Meet a Faculty Member: Myra Waters
A 2012 ACC Women’s Basketball Legend, an ACC champion, an NCAA Final Four competitor, an all-time top-10 Terp even three decades out, Myra Waters has made her mark on the court. Off of it, the director of UB’s Counseling Center and an adjunct faculty member supports students when they need it most. Here, she rebounds with additional insight into her athletic career.
Q: When did you first start playing basketball and did you ever have a sense that it would lead you to where you are today?
A: Actually, my first sport was track and field, mostly because of my older sister Corine Allen. In 1970, she earned a scholarship to run track at Kalispell Community College in Montana. At that time, track and softball seemed to be the most popular sports for girls. I did not see women playing organized basketball at the high school and college levels until I was 10 years old.

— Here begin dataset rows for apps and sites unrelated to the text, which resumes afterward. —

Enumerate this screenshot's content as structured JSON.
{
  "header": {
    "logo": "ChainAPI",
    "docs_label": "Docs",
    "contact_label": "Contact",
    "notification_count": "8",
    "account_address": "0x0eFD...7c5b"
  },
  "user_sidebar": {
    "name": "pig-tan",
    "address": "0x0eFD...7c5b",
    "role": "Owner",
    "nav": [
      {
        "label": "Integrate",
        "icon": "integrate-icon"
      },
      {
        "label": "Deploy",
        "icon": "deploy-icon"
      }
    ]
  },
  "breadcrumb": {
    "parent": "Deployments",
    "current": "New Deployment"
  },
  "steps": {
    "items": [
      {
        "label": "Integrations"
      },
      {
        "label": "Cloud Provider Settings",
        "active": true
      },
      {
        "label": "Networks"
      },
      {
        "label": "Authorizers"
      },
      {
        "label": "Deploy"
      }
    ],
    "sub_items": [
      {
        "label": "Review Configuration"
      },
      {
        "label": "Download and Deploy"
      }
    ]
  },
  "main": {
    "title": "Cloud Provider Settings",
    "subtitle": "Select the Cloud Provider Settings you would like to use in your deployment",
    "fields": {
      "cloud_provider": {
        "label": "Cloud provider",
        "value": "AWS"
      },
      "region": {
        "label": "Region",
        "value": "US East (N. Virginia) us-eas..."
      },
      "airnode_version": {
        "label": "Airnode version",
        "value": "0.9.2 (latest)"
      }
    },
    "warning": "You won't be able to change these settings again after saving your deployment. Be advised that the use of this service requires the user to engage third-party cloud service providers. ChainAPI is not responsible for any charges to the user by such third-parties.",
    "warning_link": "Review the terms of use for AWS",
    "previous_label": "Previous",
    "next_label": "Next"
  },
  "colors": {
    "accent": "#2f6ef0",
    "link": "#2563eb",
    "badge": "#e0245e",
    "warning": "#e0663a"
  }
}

Soon thereafter, one of my older brothers introduced me to my first game of pick-up basketball on a playground.
Title IX became law in 1972, a year before I decided I wanted to pursue a career as a psychologist. That is when I began to realize that I would need a scholarship of some kind to attend the college of my choice. I believe that God caused some unique circumstances to come together just in time for me and others like me to take advantage of this new era in education for women.
Q: What is the significance of your basketball scholarship to where you are today?

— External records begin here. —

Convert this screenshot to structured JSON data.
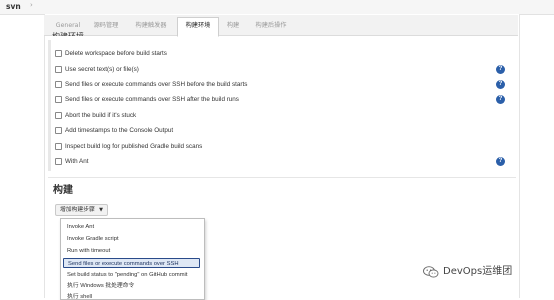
{
  "header": {
    "project": "svn",
    "separator": "›"
  },
  "tabs": [
    {
      "label": "General",
      "active": false
    },
    {
      "label": "源码管理",
      "active": false
    },
    {
      "label": "构建触发器",
      "active": false
    },
    {
      "label": "构建环境",
      "active": true
    },
    {
      "label": "构建",
      "active": false
    },
    {
      "label": "构建后操作",
      "active": false
    }
  ],
  "environment": {
    "options": [
      {
        "label": "Delete workspace before build starts",
        "checked": false,
        "help": false
      },
      {
        "label": "Use secret text(s) or file(s)",
        "checked": false,
        "help": true
      },
      {
        "label": "Send files or execute commands over SSH before the build starts",
        "checked": false,
        "help": true
      },
      {
        "label": "Send files or execute commands over SSH after the build runs",
        "checked": false,
        "help": true
      },
      {
        "label": "Abort the build if it's stuck",
        "checked": false,
        "help": false
      },
      {
        "label": "Add timestamps to the Console Output",
        "checked": false,
        "help": false
      },
      {
        "label": "Inspect build log for published Gradle build scans",
        "checked": false,
        "help": false
      },
      {
        "label": "With Ant",
        "checked": false,
        "help": true
      }
    ],
    "help_glyph": "?"
  },
  "build": {
    "heading": "构建",
    "add_step_label": "增加构建步骤",
    "add_step_caret": "▼",
    "menu_items": [
      {
        "label": "Invoke Ant",
        "highlighted": false
      },
      {
        "label": "Invoke Gradle script",
        "highlighted": false
      },
      {
        "label": "Run with timeout",
        "highlighted": false
      },
      {
        "label": "Send files or execute commands over SSH",
        "highlighted": true
      },
      {
        "label": "Set build status to \"pending\" on GitHub commit",
        "highlighted": false
      },
      {
        "label": "执行 Windows 批处理命令",
        "highlighted": false
      },
      {
        "label": "执行 shell",
        "highlighted": false
      }
    ]
  },
  "watermark": {
    "text": "DevOps运维团"
  },
  "colors": {
    "accent": "#2b5fa9",
    "highlight_border": "#2a4b8a",
    "highlight_bg": "#dfe8f5"
  }
}
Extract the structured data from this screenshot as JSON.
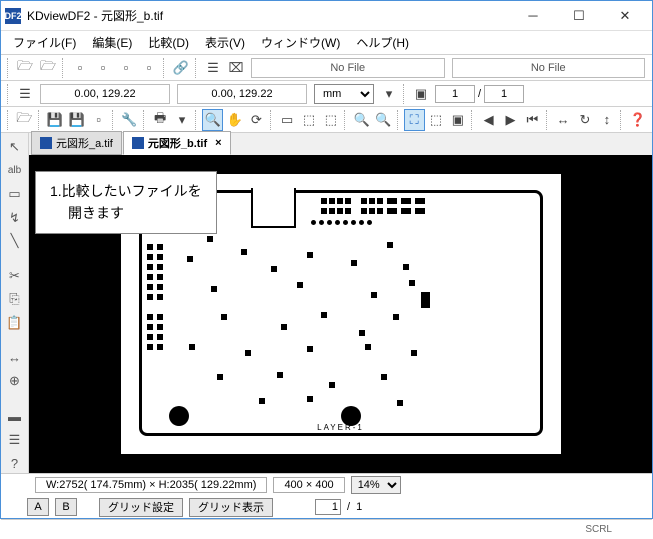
{
  "title": "KDviewDF2 - 元図形_b.tif",
  "menu": {
    "file": "ファイル(F)",
    "edit": "編集(E)",
    "compare": "比較(D)",
    "view": "表示(V)",
    "window": "ウィンドウ(W)",
    "help": "ヘルプ(H)"
  },
  "toolbar1": {
    "nofile1": "No File",
    "nofile2": "No File"
  },
  "toolbar2": {
    "coord1": "0.00, 129.22",
    "coord2": "0.00, 129.22",
    "unit": "mm",
    "page": "1",
    "pagesep": "/",
    "totalpages": "1"
  },
  "tabs": {
    "a": "元図形_a.tif",
    "b": "元図形_b.tif"
  },
  "tooltip": {
    "line1": "1.比較したいファイルを",
    "line2": "開きます"
  },
  "drawing": {
    "layer": "LAYER-1"
  },
  "status1": {
    "dims": "W:2752( 174.75mm) × H:2035( 129.22mm)",
    "dpi": "400 × 400",
    "zoom": "14%"
  },
  "status2": {
    "a": "A",
    "b": "B",
    "gridset": "グリッド設定",
    "gridshow": "グリッド表示",
    "curpage": "1",
    "sep": "/",
    "total": "1"
  },
  "bottom": {
    "scrl": "SCRL"
  }
}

A: Although my parents would have made provisions for me to attend college in Ohio, as they did for my five siblings, there is no way I could have afforded the out-of-state tuition for the University of Maryland. So that scholarship to play basketball was pretty significant to me being where I am today.
Q: What do you consider the highlight of your time playing for the Terps?
A: I would have to say being a starter on a team that won three Atlantic Coast Conference Women’s Basketball tournaments in four years. Second to that would be earning a trip to the first-ever NCAA Women’s Basketball Final Four in 1982 in Norfolk, Va. In terms of individual performances, I scored 29 points at [a tournament at] Madison Square Garden in New York [City, in December 1979].
Q: Do you still play?
A: No way! That would result in my very stiff and painful demise. I am pleased to have shared my love of the game through coaching girls in the Amateur Athletic Union (Maryland Classics, 12 & Under National Championships at Disney World, first place, 2001) and I have also coached at the collegiate level (two years each at Georgetown University as assistant coach and at the University of Maryland, College Park as a graduate assistant coach).
Q: You’ve said that you donated your Terps uniform to the African American Legacy Project in your hometown of Toledo, Ohio. How did you become connected with that initiative? And is it the uniform that you took to the first-ever NCAA Women’s Final Four?
A: The primary function of the African American Legacy Project is to discover, document and preserve artifacts and historical information demonstrative, representative and reflective of life, lifestyles and culture of Toledo’s African-American community [per the organization’s mission statement]. The director of the organization contacted me several times, seeking to include some of my possessions along with those of other African Americans from Toledo who had impressive achievements in athletics. Recognizing that my sports memorabilia was only collecting dust at my parents’ home in Toledo, I donated the awards (trophies, certificates, plaques, her varsity M, etc.) to this important project last spring after the ACC Women’s Basketball Legends event. And my jersey from the first NCAA Women’s Basketball Final Four was part of the collection that I donated. The timing was perfect—just like a great bounce pass.
Q: What message would you relay to today’s young female athletes?
A: Playing collegiate sports can be fun, exciting and very rewarding on many levels. But it will challenge personal identity, values and character in ways that young people can hardly be expected to anticipate or manage without self-awareness and strong support. So approach your experience in collegiate sports with a balanced perspective, knowing you are there not only to receive training in athletics but, most importantly, to train your mind for success in life.